What the task asks =
All lines with the word "found" must be pulled from the entries below.

Component data from apps and pages
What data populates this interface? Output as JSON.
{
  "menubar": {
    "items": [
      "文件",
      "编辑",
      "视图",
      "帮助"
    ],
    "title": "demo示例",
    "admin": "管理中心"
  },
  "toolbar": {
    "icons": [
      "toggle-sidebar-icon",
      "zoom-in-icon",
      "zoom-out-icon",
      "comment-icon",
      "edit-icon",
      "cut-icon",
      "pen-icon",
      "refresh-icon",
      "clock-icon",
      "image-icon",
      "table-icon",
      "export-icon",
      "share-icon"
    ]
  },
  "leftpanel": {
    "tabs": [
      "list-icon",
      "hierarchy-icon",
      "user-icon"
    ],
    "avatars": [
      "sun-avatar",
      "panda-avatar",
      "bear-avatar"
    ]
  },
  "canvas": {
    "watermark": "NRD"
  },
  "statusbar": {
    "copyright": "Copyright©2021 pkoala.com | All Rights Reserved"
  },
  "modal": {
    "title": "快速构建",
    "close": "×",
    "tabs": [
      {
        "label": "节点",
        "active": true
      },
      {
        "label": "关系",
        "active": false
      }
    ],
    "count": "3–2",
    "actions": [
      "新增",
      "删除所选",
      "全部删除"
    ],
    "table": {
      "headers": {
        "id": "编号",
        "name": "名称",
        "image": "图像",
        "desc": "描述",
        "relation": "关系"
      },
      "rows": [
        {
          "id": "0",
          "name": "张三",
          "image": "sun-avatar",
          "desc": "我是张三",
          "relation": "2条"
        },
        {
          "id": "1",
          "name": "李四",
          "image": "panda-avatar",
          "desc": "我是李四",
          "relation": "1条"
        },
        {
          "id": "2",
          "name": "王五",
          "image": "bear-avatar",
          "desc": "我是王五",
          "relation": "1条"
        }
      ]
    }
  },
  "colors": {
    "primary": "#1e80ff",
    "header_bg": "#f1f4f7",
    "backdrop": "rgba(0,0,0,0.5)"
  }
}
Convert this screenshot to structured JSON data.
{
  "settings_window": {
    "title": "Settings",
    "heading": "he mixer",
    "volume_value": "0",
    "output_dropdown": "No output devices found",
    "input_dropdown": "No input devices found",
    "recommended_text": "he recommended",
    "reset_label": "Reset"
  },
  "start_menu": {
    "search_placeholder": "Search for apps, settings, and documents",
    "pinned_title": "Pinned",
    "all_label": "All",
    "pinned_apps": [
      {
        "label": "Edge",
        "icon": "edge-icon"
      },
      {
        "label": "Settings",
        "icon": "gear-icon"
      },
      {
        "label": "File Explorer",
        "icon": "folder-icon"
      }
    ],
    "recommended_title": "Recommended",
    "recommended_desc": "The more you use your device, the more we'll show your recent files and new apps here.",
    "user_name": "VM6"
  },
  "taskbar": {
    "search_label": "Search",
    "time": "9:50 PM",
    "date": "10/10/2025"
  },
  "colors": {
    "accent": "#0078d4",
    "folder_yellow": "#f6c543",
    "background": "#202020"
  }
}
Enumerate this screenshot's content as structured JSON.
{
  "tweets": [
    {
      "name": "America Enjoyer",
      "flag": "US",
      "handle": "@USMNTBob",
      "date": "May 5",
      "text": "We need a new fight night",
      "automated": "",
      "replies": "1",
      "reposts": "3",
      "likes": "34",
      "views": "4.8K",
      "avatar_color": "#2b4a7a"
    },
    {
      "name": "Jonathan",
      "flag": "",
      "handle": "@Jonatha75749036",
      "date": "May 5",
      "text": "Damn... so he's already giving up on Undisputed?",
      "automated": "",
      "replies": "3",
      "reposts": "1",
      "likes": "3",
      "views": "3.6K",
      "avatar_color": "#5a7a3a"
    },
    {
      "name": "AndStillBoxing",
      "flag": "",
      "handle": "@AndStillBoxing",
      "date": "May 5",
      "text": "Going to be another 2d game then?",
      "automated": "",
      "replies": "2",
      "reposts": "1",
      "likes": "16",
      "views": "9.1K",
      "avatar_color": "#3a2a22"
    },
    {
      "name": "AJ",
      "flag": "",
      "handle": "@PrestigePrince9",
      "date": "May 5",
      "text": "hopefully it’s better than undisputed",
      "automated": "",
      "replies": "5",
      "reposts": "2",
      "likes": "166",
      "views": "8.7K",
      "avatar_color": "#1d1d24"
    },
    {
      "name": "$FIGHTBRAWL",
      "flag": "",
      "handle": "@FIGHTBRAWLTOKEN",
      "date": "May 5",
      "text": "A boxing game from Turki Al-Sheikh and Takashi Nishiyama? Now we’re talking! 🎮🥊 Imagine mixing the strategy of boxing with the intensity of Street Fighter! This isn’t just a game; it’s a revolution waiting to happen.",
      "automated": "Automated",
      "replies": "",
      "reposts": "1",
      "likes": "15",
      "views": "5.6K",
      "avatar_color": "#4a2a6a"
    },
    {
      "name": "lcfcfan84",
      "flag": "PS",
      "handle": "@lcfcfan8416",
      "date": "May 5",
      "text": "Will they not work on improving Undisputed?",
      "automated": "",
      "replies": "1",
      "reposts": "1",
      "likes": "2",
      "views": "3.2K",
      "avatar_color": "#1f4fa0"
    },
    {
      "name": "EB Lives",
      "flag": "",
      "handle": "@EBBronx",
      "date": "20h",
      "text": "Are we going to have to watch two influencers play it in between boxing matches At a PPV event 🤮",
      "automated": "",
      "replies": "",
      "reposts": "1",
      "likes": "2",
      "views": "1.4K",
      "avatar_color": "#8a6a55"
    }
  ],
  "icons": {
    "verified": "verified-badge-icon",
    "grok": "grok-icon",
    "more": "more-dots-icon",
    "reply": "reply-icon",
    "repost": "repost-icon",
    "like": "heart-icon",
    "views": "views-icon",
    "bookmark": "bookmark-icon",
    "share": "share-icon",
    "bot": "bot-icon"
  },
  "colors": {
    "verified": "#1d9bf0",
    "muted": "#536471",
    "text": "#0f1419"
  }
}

Response for this exercise =
    "output_dropdown": "No output devices found",
    "input_dropdown": "No input devices found",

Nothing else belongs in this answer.